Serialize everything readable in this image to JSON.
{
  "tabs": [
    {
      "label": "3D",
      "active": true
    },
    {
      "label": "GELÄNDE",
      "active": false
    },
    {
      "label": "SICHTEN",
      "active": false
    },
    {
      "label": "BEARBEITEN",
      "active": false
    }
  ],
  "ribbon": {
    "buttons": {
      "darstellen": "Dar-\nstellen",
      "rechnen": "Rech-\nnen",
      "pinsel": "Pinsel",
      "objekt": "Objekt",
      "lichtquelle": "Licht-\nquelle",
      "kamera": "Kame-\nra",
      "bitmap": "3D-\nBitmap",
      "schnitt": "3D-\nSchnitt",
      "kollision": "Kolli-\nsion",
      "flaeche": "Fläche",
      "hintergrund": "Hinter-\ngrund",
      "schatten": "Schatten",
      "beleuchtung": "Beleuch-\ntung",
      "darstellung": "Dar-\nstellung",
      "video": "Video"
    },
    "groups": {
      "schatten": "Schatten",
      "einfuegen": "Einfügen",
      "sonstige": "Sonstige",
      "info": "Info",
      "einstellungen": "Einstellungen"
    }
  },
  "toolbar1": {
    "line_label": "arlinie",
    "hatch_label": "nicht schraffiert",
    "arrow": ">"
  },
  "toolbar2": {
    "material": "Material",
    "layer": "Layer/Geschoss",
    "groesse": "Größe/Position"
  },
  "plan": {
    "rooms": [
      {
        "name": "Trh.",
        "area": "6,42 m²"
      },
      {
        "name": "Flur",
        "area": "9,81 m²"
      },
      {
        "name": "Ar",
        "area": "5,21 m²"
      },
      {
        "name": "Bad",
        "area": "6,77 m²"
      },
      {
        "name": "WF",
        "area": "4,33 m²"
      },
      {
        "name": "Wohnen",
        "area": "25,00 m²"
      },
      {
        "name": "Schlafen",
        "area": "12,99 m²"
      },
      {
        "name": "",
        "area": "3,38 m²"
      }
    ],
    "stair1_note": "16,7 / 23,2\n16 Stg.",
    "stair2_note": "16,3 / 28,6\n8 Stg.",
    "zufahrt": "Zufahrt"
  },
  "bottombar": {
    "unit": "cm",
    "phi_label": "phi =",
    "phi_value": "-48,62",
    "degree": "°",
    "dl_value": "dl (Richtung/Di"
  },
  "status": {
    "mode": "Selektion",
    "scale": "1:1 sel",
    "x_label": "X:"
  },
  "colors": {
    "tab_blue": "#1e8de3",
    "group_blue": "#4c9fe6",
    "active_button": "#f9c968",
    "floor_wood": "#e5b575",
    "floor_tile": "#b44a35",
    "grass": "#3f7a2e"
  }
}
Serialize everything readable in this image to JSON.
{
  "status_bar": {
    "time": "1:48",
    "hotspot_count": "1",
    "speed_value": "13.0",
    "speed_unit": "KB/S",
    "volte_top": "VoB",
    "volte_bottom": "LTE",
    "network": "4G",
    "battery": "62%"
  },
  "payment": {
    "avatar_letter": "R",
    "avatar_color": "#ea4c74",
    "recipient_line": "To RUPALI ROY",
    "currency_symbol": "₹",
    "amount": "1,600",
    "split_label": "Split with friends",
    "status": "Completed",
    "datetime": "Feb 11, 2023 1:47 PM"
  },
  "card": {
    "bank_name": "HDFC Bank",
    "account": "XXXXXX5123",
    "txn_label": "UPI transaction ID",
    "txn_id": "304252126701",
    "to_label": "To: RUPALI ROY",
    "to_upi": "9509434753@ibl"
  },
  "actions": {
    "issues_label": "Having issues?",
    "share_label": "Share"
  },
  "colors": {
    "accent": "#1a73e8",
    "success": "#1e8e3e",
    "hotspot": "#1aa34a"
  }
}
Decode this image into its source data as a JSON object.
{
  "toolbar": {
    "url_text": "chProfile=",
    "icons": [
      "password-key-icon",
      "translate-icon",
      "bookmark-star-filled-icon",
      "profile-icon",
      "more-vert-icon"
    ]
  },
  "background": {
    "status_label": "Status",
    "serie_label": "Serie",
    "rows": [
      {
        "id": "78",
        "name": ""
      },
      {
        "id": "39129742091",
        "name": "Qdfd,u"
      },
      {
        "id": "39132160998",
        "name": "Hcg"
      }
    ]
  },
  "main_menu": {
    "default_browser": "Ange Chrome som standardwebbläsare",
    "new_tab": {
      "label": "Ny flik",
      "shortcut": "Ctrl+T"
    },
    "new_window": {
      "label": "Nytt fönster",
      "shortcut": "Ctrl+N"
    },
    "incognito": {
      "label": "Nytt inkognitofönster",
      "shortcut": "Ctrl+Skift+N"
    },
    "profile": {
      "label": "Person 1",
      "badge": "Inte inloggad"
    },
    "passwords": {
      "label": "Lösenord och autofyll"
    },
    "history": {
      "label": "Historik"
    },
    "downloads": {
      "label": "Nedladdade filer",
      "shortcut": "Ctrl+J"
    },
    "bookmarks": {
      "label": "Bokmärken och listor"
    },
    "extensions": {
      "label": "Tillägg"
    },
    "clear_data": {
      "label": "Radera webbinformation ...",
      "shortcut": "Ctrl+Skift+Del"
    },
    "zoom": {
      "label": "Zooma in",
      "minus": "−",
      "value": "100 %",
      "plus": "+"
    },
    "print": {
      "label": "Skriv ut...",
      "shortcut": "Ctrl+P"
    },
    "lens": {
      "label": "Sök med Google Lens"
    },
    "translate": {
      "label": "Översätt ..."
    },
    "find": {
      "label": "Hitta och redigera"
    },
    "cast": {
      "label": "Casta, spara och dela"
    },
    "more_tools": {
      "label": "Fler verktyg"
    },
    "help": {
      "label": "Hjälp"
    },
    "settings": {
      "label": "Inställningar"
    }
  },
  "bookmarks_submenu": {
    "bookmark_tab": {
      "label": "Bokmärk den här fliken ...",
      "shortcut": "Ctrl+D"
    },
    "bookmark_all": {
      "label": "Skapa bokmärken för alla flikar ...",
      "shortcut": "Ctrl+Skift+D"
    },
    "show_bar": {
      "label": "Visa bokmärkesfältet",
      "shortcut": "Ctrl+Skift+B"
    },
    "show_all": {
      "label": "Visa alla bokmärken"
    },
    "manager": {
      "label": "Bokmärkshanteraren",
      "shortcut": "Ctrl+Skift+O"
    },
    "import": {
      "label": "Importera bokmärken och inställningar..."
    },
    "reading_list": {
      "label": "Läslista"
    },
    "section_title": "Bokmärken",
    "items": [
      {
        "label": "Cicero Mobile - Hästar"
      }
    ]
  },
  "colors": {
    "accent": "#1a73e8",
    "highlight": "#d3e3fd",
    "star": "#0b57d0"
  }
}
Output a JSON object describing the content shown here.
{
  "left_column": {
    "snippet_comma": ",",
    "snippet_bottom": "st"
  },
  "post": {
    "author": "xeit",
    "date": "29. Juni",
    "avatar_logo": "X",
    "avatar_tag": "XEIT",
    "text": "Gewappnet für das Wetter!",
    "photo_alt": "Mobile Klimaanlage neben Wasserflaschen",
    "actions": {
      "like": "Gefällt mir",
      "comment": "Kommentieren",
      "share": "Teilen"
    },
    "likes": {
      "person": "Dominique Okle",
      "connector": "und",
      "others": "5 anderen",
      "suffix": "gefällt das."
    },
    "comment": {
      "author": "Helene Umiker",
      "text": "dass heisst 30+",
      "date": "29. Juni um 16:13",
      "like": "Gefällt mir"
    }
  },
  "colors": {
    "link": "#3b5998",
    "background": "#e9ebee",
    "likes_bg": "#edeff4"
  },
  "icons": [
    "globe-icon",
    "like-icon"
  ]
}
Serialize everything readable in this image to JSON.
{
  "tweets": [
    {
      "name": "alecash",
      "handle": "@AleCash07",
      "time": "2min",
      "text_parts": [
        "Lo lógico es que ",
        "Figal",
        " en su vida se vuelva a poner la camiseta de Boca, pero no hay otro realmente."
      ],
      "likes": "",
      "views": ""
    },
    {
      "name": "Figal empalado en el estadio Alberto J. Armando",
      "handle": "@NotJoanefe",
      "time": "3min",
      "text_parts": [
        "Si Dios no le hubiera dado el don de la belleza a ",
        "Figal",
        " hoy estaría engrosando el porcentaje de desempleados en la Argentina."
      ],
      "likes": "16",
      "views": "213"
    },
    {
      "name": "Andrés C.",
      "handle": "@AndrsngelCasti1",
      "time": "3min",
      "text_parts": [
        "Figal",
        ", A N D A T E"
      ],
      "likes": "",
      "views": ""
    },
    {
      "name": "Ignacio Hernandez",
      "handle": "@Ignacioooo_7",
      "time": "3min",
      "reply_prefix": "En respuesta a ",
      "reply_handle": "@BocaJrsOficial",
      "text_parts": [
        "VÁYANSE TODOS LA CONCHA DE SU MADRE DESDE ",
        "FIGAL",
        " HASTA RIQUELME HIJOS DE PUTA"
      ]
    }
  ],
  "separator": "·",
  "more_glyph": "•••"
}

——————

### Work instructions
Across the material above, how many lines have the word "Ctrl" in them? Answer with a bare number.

### Answer section
10